The saying appears in the Latin Bible in the Gospel of Matthew, chapter 26, verse 52,[2] an unnamed follower of Jesus draws his sword and cuts off the ear of a servant of the high priest. Jesus then says to him: Converte gladium tuum in locum suum. Omnes enim, qui acceperint gladium, gladio peribunt. ("Return your sword to its place, for all who will take up the sword, will die by the sword.") The phrase in the Greek original version of the Gospel is πάντες γὰρ οἱ λαβόντες μάχαιραν ἐν μαχαίρῃ ἀπολοῦνται.[3]

Note that the Latin version refers to the weapon as a gladius, while the Greek version refers to it as a makhaira.


While a common modern interpretation[4] means "those who live by violence will die by violence", suggesting nonviolence or pacifism as an alternative, it is also used for a variety of situations which contain an element of poetic justice and karma.[5]

The Biblical quotation has been interpreted as an instruction for Christian pacifism.[6]

References in popular culture[edit]

"Live by the bomb die by the bomb" at the White House Peace Vigil, started by Thomas in 1981.
  • The Saxon song To Live By the Sword appears on the album Lionheart (2004).

"Here we live by the sword and die by the sword, Heard police was lookin' for me, I’mma hide by a broad"

See also[edit]

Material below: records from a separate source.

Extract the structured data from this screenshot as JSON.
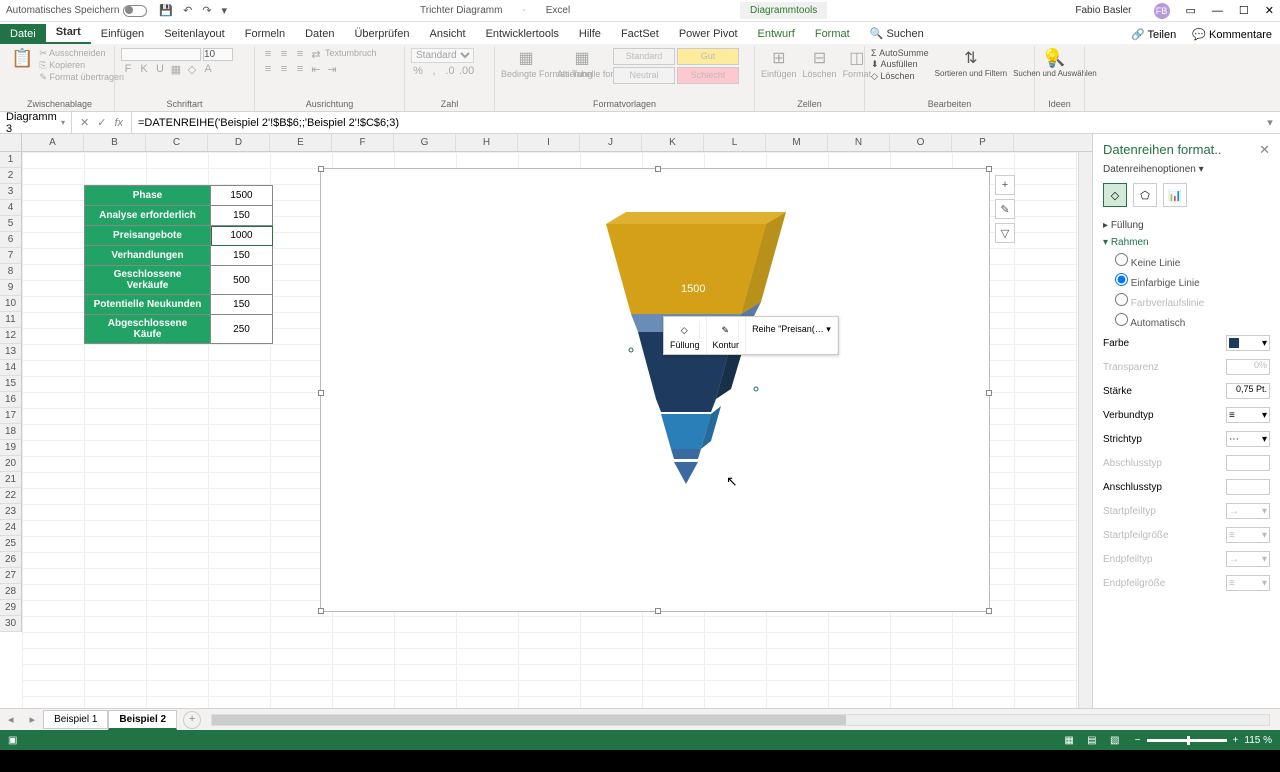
{
  "titlebar": {
    "autosave": "Automatisches Speichern",
    "doc": "Trichter Diagramm",
    "app": "Excel",
    "tools": "Diagrammtools",
    "user": "Fabio Basler",
    "user_initials": "FB"
  },
  "tabs": {
    "file": "Datei",
    "start": "Start",
    "insert": "Einfügen",
    "layout": "Seitenlayout",
    "formulas": "Formeln",
    "data": "Daten",
    "review": "Überprüfen",
    "view": "Ansicht",
    "dev": "Entwicklertools",
    "help": "Hilfe",
    "factset": "FactSet",
    "powerpivot": "Power Pivot",
    "design": "Entwurf",
    "format": "Format",
    "search": "Suchen",
    "share": "Teilen",
    "comments": "Kommentare"
  },
  "ribbon": {
    "clipboard": "Zwischenablage",
    "cut": "Ausschneiden",
    "copy": "Kopieren",
    "formatpainter": "Format übertragen",
    "font": "Schriftart",
    "fontsize": "10",
    "alignment": "Ausrichtung",
    "wrap": "Textumbruch",
    "number": "Zahl",
    "numberfmt": "Standard",
    "cond": "Bedingte Formatierung",
    "astable": "Als Tabelle formatieren",
    "styles": "Formatvorlagen",
    "std": "Standard",
    "neutral": "Neutral",
    "gut": "Gut",
    "schlecht": "Schlecht",
    "cells": "Zellen",
    "ins": "Einfügen",
    "del": "Löschen",
    "fmt": "Format",
    "editing": "Bearbeiten",
    "autosum": "AutoSumme",
    "fill": "Ausfüllen",
    "clear": "Löschen",
    "sort": "Sortieren und Filtern",
    "find": "Suchen und Auswählen",
    "ideas": "Ideen"
  },
  "formula": {
    "name": "Diagramm 3",
    "formula": "=DATENREIHE('Beispiel 2'!$B$6;;'Beispiel 2'!$C$6;3)"
  },
  "columns": [
    "A",
    "B",
    "C",
    "D",
    "E",
    "F",
    "G",
    "H",
    "I",
    "J",
    "K",
    "L",
    "M",
    "N",
    "O",
    "P"
  ],
  "table": {
    "h1": "Phase",
    "v1": "1500",
    "h2": "Analyse erforderlich",
    "v2": "150",
    "h3": "Preisangebote",
    "v3": "1000",
    "h4": "Verhandlungen",
    "v4": "150",
    "h5": "Geschlossene Verkäufe",
    "v5": "500",
    "h6": "Potentielle Neukunden",
    "v6": "150",
    "h7": "Abgeschlossene Käufe",
    "v7": "250"
  },
  "chart_data": {
    "type": "funnel-3d",
    "title": "",
    "categories": [
      "Phase",
      "Analyse erforderlich",
      "Preisangebote",
      "Verhandlungen",
      "Geschlossene Verkäufe",
      "Potentielle Neukunden",
      "Abgeschlossene Käufe"
    ],
    "values": [
      1500,
      150,
      1000,
      150,
      500,
      150,
      250
    ],
    "label_visible": "1500",
    "selected_series": "Preisangebote",
    "colors": [
      "#d4a017",
      "#6a8db8",
      "#1f3a5f",
      "#1f3a5f",
      "#2a7fb8",
      "#3a6a9f",
      "#3a6a9f"
    ]
  },
  "mini": {
    "fill": "Füllung",
    "outline": "Kontur",
    "series": "Reihe \"Preisan(…"
  },
  "pane": {
    "title": "Datenreihen format..",
    "sub": "Datenreihenoptionen",
    "s_fill": "Füllung",
    "s_border": "Rahmen",
    "noline": "Keine Linie",
    "solid": "Einfarbige Linie",
    "gradient": "Farbverlaufslinie",
    "auto": "Automatisch",
    "color": "Farbe",
    "transp": "Transparenz",
    "transp_v": "0%",
    "width": "Stärke",
    "width_v": "0,75 Pt.",
    "compound": "Verbundtyp",
    "dash": "Strichtyp",
    "cap": "Abschlusstyp",
    "join": "Anschlusstyp",
    "arrowbt": "Startpfeiltyp",
    "arrowbs": "Startpfeilgröße",
    "arrowet": "Endpfeiltyp",
    "arrowes": "Endpfeilgröße"
  },
  "sheets": {
    "s1": "Beispiel 1",
    "s2": "Beispiel 2"
  },
  "status": {
    "zoom": "115 %"
  }
}
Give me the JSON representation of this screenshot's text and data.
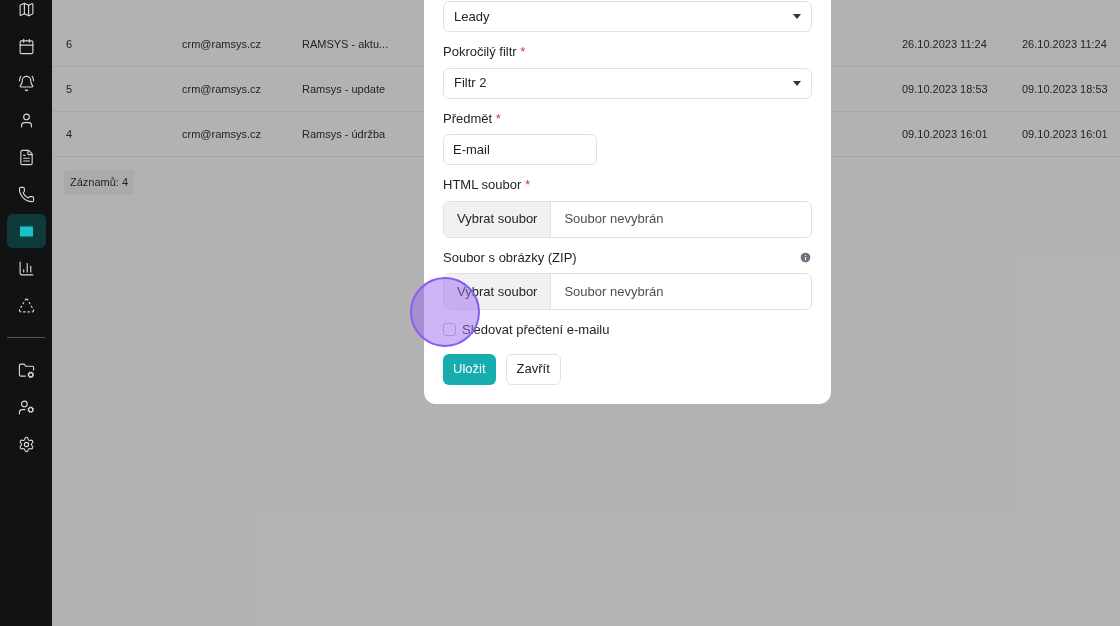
{
  "sidebar": {
    "items": [
      {
        "selected": false
      },
      {
        "selected": false
      },
      {
        "selected": false
      },
      {
        "selected": false
      },
      {
        "selected": false
      },
      {
        "selected": false
      },
      {
        "selected": true
      },
      {
        "selected": false
      },
      {
        "selected": false
      }
    ],
    "bottom_items": [
      {
        "selected": false
      },
      {
        "selected": false
      },
      {
        "selected": false
      }
    ]
  },
  "table": {
    "rows": [
      [
        "6",
        "crm@ramsys.cz",
        "RAMSYS - aktu...",
        "26.10.2023 11:24",
        "26.10.2023 11:24"
      ],
      [
        "5",
        "crm@ramsys.cz",
        "Ramsys - update",
        "09.10.2023 18:53",
        "09.10.2023 18:53"
      ],
      [
        "4",
        "crm@ramsys.cz",
        "Ramsys - údržba",
        "09.10.2023 16:01",
        "09.10.2023 16:01"
      ]
    ],
    "footer": "Záznamů: 4"
  },
  "modal": {
    "fields": [
      {
        "kind": "select",
        "value": "Leady"
      },
      {
        "kind": "select",
        "label": "Pokročilý filtr",
        "required_mark": "*",
        "value": "Filtr 2"
      },
      {
        "kind": "text",
        "label": "Předmět",
        "required_mark": "*",
        "value": "E-mail"
      },
      {
        "kind": "file",
        "label": "HTML soubor",
        "required_mark": "*",
        "button": "Vybrat soubor",
        "value": "Soubor nevybrán"
      },
      {
        "kind": "file",
        "label": "Soubor s obrázky (ZIP)",
        "info": true,
        "button": "Vybrat soubor",
        "value": "Soubor nevybrán"
      },
      {
        "kind": "checkbox",
        "label": "Sledovat přečtení e-mailu",
        "checked": false
      }
    ],
    "buttons": [
      {
        "label": "Uložit",
        "kind": "primary"
      },
      {
        "label": "Zavřít",
        "kind": "secondary"
      }
    ]
  }
}
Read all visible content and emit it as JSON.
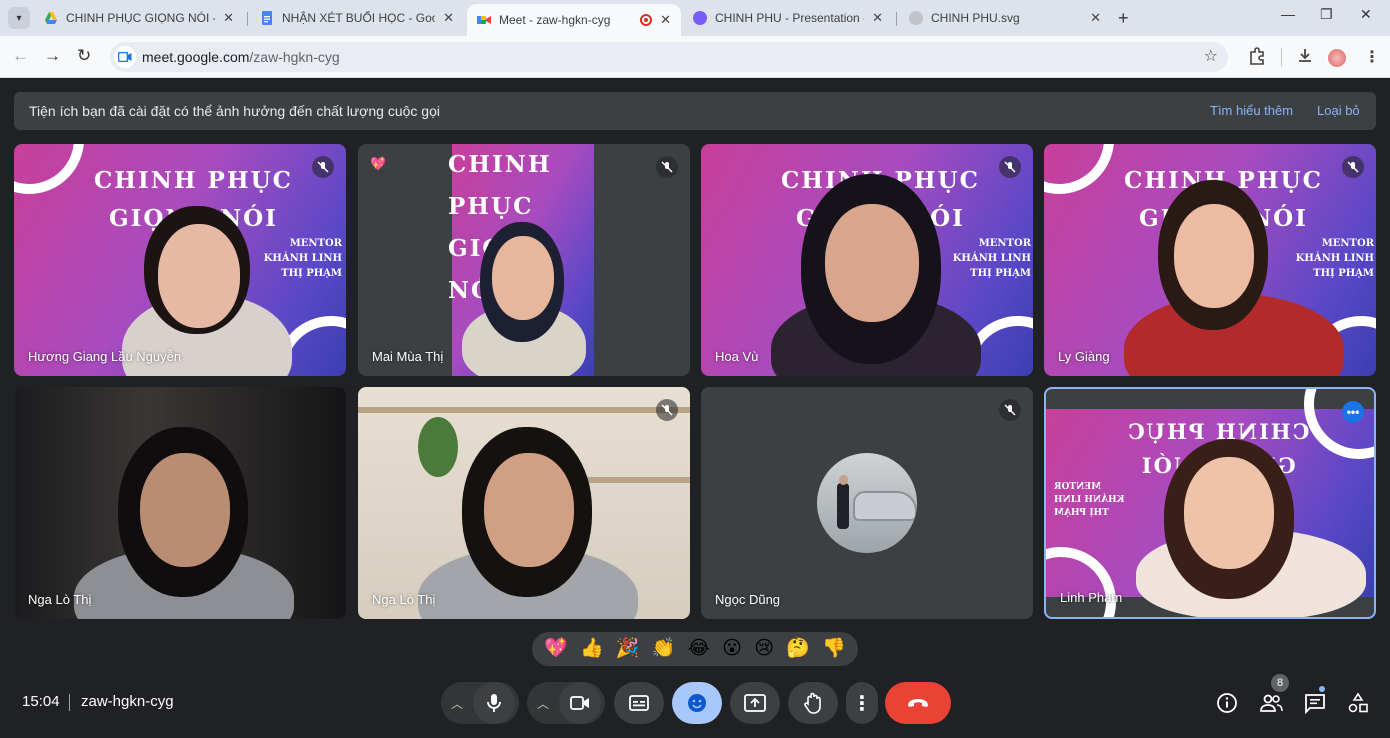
{
  "browser": {
    "tabs": [
      {
        "title": "CHINH PHỤC GIỌNG NÓI - Goo",
        "favicon_color": "#34a853"
      },
      {
        "title": "NHẬN XÉT BUỔI HỌC - Google",
        "favicon_color": "#4285f4"
      },
      {
        "title": "Meet - zaw-hgkn-cyg",
        "favicon_color": "#00897b"
      },
      {
        "title": "CHINH PHU - Presentation - Ca",
        "favicon_color": "#7b5cff"
      },
      {
        "title": "CHINH PHU.svg",
        "favicon_color": "#9aa0a6"
      }
    ],
    "url_host": "meet.google.com",
    "url_path": "/zaw-hgkn-cyg"
  },
  "notice": {
    "text": "Tiện ích bạn đã cài đặt có thể ảnh hưởng đến chất lượng cuộc gọi",
    "learn_more": "Tìm hiểu thêm",
    "dismiss": "Loại bỏ"
  },
  "banner": {
    "line1": "CHINH PHỤC",
    "line2": "GIỌNG NÓI",
    "mentor1": "MENTOR",
    "mentor2": "KHÁNH LINH",
    "mentor3": "THỊ PHẠM"
  },
  "participants": [
    {
      "name": "Hương Giang Lầu Nguyễn"
    },
    {
      "name": "Mai Mùa Thị"
    },
    {
      "name": "Hoa Vù"
    },
    {
      "name": "Ly Giàng"
    },
    {
      "name": "Nga Lò Thị"
    },
    {
      "name": "Nga Lò Thị"
    },
    {
      "name": "Ngọc Dũng"
    },
    {
      "name": "Linh Phạm"
    }
  ],
  "reactions": [
    "💖",
    "👍",
    "🎉",
    "👏",
    "😂",
    "😮",
    "😢",
    "🤔",
    "👎"
  ],
  "footer": {
    "time": "15:04",
    "meeting_code": "zaw-hgkn-cyg",
    "participant_count": "8"
  }
}
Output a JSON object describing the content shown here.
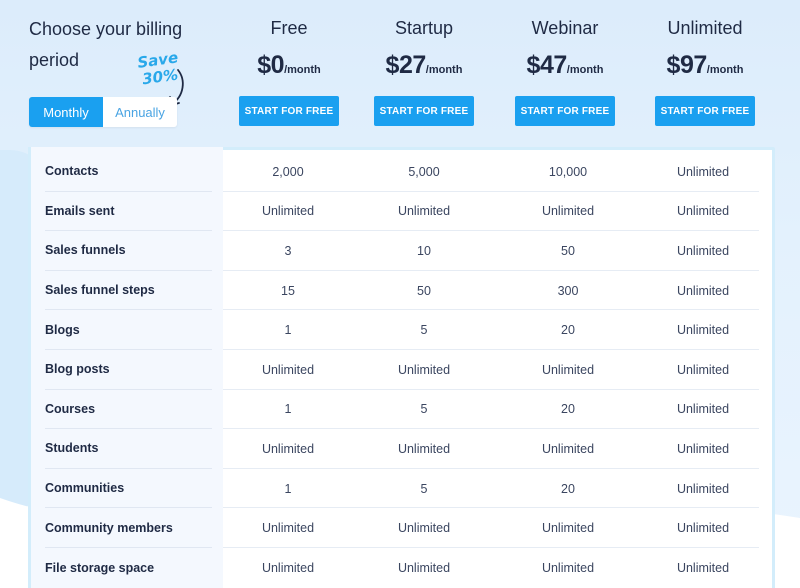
{
  "billing": {
    "title": "Choose your billing period",
    "save_note_line1": "Save",
    "save_note_line2": "30%",
    "toggle": {
      "monthly": "Monthly",
      "annually": "Annually",
      "selected": "Monthly"
    }
  },
  "plans": [
    {
      "name": "Free",
      "price": "$0",
      "period": "/month",
      "cta": "START FOR FREE"
    },
    {
      "name": "Startup",
      "price": "$27",
      "period": "/month",
      "cta": "START FOR FREE"
    },
    {
      "name": "Webinar",
      "price": "$47",
      "period": "/month",
      "cta": "START FOR FREE"
    },
    {
      "name": "Unlimited",
      "price": "$97",
      "period": "/month",
      "cta": "START FOR FREE"
    }
  ],
  "features": [
    {
      "label": "Contacts",
      "values": [
        "2,000",
        "5,000",
        "10,000",
        "Unlimited"
      ]
    },
    {
      "label": "Emails sent",
      "values": [
        "Unlimited",
        "Unlimited",
        "Unlimited",
        "Unlimited"
      ]
    },
    {
      "label": "Sales funnels",
      "values": [
        "3",
        "10",
        "50",
        "Unlimited"
      ]
    },
    {
      "label": "Sales funnel steps",
      "values": [
        "15",
        "50",
        "300",
        "Unlimited"
      ]
    },
    {
      "label": "Blogs",
      "values": [
        "1",
        "5",
        "20",
        "Unlimited"
      ]
    },
    {
      "label": "Blog posts",
      "values": [
        "Unlimited",
        "Unlimited",
        "Unlimited",
        "Unlimited"
      ]
    },
    {
      "label": "Courses",
      "values": [
        "1",
        "5",
        "20",
        "Unlimited"
      ]
    },
    {
      "label": "Students",
      "values": [
        "Unlimited",
        "Unlimited",
        "Unlimited",
        "Unlimited"
      ]
    },
    {
      "label": "Communities",
      "values": [
        "1",
        "5",
        "20",
        "Unlimited"
      ]
    },
    {
      "label": "Community members",
      "values": [
        "Unlimited",
        "Unlimited",
        "Unlimited",
        "Unlimited"
      ]
    },
    {
      "label": "File storage space",
      "values": [
        "Unlimited",
        "Unlimited",
        "Unlimited",
        "Unlimited"
      ]
    }
  ],
  "colors": {
    "accent": "#1aa0f0",
    "text": "#1f2a44",
    "save_note": "#29a8ea"
  }
}
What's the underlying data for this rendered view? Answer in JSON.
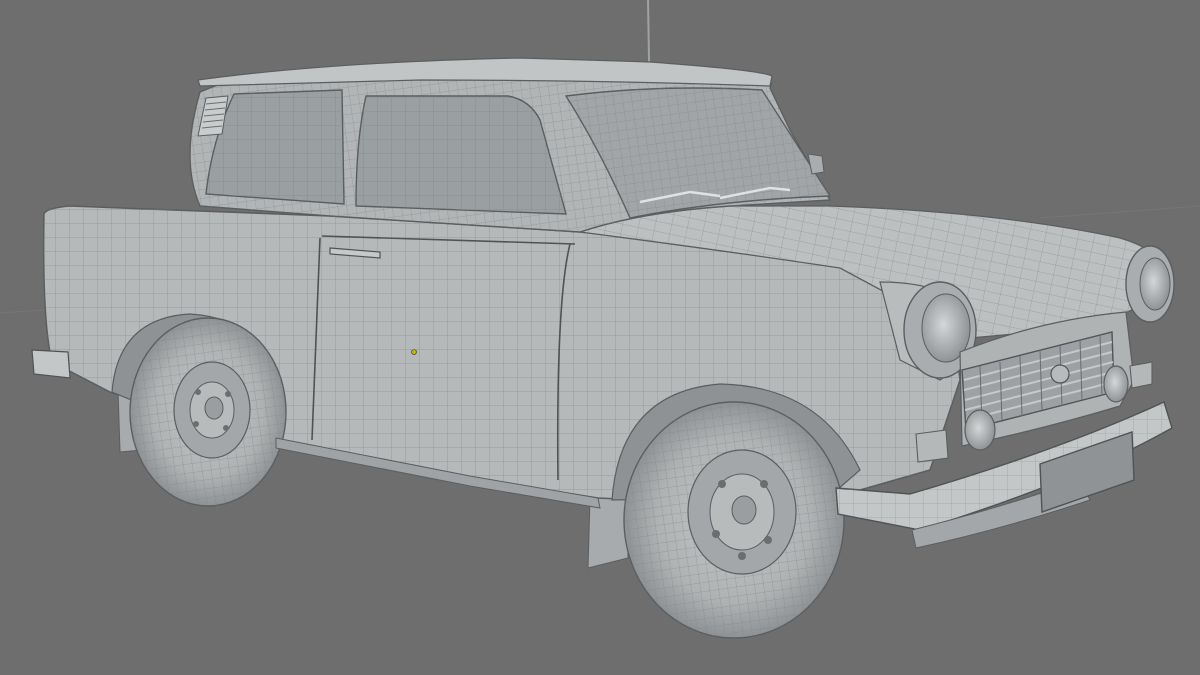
{
  "viewport": {
    "background": "#6e6e6e",
    "grid_line_color": "#727272",
    "object_name": "car-wireframe-model",
    "origin_marker_color": "#c8b400"
  },
  "model": {
    "body_color": "#b6b9ba",
    "body_shadow": "#8e9294",
    "body_highlight": "#cfd2d3",
    "edge_color": "#5a5e60",
    "wire_color": "#7e8385",
    "glass_color": "#9a9fa1",
    "tire_color": "#a9adaf",
    "antenna_color": "#9ea2a4",
    "plate_color": "#8f9395"
  }
}
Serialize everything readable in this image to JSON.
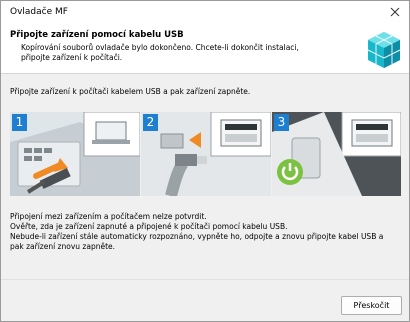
{
  "window": {
    "title": "Ovladače MF",
    "close_icon": "close-icon"
  },
  "header": {
    "title": "Připojte zařízení pomocí kabelu USB",
    "desc_line1": "Kopírování souborů ovladače bylo dokončeno. Chcete-li dokončit instalaci,",
    "desc_line2": "připojte zařízení k počítači.",
    "logo_icon": "installer-boxes-icon"
  },
  "instruction": "Připojte zařízení k počítači kabelem USB a pak zařízení zapněte.",
  "steps": [
    {
      "number": "1"
    },
    {
      "number": "2"
    },
    {
      "number": "3"
    }
  ],
  "notes": [
    "Připojení mezi zařízením a počítačem nelze potvrdit.",
    "Ověřte, zda je zařízení zapnuté a připojené k počítači pomocí kabelu USB.",
    "Nebude-li zařízení stále automaticky rozpoznáno, vypněte ho, odpojte a znovu připojte kabel USB a",
    "pak zařízení znovu zapněte."
  ],
  "footer": {
    "skip_label": "Přeskočit"
  },
  "colors": {
    "badge": "#1e7fd0",
    "power_green": "#7cc242",
    "arrow_orange": "#f08a24"
  }
}
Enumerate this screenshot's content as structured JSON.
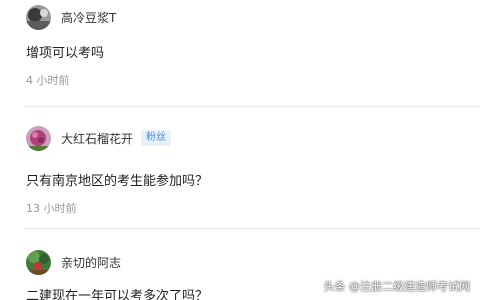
{
  "comments": [
    {
      "username": "高冷豆浆T",
      "text": "增项可以考吗",
      "time": "4 小时前",
      "avatar_icon": "user-avatar-bw"
    },
    {
      "username": "大红石榴花开",
      "badge": "粉丝",
      "text": "只有南京地区的考生能参加吗？",
      "time": "13 小时前",
      "avatar_icon": "user-avatar-flower"
    },
    {
      "username": "亲切的阿志",
      "text": "二建现在一年可以考多次了吗？",
      "avatar_icon": "user-avatar-garden"
    }
  ],
  "watermark": "头条 @注册二级建造师考试网",
  "colors": {
    "badge_text": "#4a90d9",
    "badge_bg": "#e8f1fb",
    "time_text": "#999999",
    "divider": "#e8e8e8"
  }
}
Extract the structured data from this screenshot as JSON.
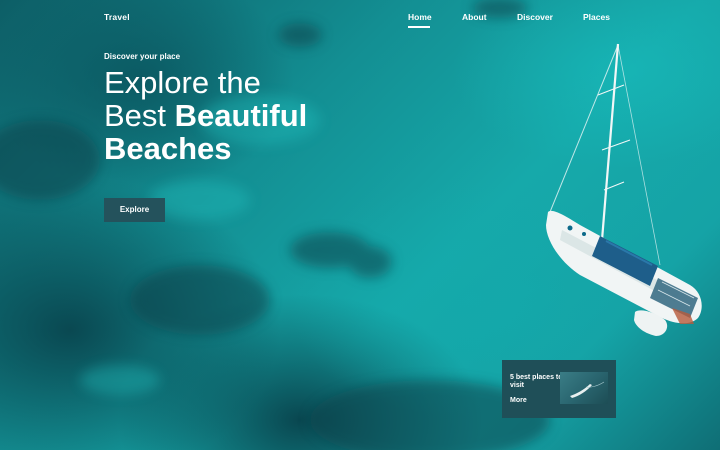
{
  "brand": "Travel",
  "nav": {
    "items": [
      {
        "label": "Home",
        "active": true
      },
      {
        "label": "About",
        "active": false
      },
      {
        "label": "Discover",
        "active": false
      },
      {
        "label": "Places",
        "active": false
      }
    ]
  },
  "hero": {
    "kicker": "Discover your place",
    "headline_line1": "Explore the",
    "headline_line2_regular": "Best",
    "headline_line2_bold": "Beautiful",
    "headline_line3_bold": "Beaches",
    "cta_label": "Explore"
  },
  "card": {
    "title": "5 best places to visit",
    "link_label": "More"
  },
  "colors": {
    "sea": "#16a9aa",
    "deep_sea": "#0d5e66",
    "button_bg": "#24525c",
    "card_bg": "#1f4f58",
    "text": "#ffffff"
  }
}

  1. ^ "Aeschylus – Agamamnon (Lines 1509-1558)". 2014-08-01. Retrieved 2017-01-15. 
  2. ^ "Latin Vulgate Bible with Douay-Rheims and King James Version Side-by-Side+Complete Sayings of Jesus Christ". Retrieved 2017-01-15. 
  3. ^ WikiSource:Κατά_Ματθαίον
  4. ^ "Those who live by the sword die by the sword - Idiom Definition". Retrieved 2017-01-15. 
  5. ^ Marion Weinstein. Positive Magic: Ancient Metaphysical Techniques for Modern Lives. p. 106. Retrieved 2017-01-15. 
  6. ^ John David Geib (2007). Gail M. Presbey, ed. Philosophical Perspectives on the 'War on Terrorism'. p. 401. War and Peace in Christian Tradition: Why I am an engaged Christian pacifist 
  7. ^ LilWayneVEVO (2013-07-16), Lil Wayne - God Bless Amerika, retrieved 2017-02-13